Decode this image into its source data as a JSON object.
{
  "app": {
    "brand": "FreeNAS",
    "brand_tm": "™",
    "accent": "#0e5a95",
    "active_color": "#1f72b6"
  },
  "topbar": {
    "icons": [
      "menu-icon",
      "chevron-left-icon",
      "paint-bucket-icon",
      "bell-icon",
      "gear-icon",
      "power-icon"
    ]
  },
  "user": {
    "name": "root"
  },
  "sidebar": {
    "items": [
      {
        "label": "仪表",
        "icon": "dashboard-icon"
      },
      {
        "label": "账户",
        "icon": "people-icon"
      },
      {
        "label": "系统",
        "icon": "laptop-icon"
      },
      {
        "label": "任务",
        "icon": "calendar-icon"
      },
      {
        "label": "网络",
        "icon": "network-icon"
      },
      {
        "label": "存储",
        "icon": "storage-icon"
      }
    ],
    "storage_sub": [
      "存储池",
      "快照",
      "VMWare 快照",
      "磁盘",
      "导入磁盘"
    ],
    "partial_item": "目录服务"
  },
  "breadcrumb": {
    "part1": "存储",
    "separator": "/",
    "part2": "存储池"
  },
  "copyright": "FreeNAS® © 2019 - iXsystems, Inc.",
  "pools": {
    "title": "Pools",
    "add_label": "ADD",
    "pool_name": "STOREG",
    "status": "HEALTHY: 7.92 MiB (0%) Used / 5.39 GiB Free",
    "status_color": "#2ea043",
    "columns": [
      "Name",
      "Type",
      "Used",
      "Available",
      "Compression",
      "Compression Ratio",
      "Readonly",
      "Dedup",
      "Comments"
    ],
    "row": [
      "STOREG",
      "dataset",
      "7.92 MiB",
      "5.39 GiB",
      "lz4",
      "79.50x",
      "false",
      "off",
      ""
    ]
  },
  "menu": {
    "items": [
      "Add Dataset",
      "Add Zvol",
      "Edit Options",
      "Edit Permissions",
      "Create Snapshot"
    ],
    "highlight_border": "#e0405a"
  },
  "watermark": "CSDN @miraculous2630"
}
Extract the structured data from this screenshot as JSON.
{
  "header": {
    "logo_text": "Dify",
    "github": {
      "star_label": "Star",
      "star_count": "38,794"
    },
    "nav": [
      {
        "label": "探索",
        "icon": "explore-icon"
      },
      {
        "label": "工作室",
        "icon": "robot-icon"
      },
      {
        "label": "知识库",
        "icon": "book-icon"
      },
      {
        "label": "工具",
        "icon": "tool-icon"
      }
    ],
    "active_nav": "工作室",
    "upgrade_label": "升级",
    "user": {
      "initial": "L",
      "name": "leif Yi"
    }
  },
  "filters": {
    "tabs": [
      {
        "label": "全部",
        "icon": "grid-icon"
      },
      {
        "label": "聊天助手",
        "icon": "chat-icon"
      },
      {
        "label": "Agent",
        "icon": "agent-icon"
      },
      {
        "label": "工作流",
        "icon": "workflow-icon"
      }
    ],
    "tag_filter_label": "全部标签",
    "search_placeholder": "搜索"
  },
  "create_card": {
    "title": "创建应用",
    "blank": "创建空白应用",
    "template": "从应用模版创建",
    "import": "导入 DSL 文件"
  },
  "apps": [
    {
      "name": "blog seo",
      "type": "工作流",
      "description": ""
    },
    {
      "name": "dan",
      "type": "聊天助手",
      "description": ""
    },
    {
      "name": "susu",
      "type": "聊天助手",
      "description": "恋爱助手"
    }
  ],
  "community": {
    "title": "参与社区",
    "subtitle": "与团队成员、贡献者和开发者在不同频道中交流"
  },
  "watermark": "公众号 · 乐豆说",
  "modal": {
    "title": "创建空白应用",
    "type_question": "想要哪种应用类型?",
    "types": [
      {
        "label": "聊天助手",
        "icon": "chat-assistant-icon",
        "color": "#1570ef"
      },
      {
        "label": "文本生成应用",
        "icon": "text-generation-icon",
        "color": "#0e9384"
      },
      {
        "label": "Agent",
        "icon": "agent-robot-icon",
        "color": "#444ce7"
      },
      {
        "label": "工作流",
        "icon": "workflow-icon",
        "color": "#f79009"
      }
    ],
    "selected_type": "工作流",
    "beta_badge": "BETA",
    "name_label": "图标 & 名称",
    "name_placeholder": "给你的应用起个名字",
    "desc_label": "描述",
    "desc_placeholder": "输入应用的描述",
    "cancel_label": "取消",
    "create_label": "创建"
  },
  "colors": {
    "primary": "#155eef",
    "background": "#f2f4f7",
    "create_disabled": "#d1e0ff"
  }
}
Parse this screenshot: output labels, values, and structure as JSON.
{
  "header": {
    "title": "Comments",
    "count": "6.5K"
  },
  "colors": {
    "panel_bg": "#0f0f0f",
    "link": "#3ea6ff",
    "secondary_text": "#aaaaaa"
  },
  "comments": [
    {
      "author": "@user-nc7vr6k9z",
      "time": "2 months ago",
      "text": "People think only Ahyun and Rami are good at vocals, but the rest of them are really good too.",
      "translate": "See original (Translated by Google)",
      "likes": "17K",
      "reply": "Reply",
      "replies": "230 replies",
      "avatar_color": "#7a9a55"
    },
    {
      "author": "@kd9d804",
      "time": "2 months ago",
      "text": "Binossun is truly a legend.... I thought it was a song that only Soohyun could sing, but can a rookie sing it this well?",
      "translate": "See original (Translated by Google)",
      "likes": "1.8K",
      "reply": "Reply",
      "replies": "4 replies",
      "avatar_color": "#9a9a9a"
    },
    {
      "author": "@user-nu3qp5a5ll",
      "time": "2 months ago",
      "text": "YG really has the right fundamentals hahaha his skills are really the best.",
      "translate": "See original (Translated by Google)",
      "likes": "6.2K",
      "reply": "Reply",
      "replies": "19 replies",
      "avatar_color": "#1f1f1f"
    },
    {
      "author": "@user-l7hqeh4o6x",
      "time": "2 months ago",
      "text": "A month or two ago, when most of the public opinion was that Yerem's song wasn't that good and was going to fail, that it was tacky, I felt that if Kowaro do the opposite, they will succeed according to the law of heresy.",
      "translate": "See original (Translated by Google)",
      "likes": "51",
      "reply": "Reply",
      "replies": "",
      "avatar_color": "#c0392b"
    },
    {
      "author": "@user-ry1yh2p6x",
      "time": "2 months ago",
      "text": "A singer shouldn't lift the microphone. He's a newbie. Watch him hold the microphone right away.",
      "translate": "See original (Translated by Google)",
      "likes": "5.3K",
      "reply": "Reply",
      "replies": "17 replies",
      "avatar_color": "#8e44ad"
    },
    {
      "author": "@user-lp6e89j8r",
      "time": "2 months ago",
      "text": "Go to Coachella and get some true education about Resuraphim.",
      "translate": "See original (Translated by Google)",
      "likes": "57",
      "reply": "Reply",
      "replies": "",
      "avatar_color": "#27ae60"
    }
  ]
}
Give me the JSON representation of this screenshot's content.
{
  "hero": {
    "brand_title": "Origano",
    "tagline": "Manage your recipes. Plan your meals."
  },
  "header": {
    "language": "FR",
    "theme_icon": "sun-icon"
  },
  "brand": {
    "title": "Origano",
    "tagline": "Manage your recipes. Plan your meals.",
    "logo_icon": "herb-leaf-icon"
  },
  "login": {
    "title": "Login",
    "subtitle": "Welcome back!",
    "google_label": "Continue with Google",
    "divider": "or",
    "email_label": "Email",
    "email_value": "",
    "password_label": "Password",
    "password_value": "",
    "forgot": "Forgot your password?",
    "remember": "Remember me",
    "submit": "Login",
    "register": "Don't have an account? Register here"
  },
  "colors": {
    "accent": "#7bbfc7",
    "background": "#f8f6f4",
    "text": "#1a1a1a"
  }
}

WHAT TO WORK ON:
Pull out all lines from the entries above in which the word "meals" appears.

THE ANSWER:
    "tagline": "Manage your recipes. Plan your meals."
    "tagline": "Manage your recipes. Plan your meals.",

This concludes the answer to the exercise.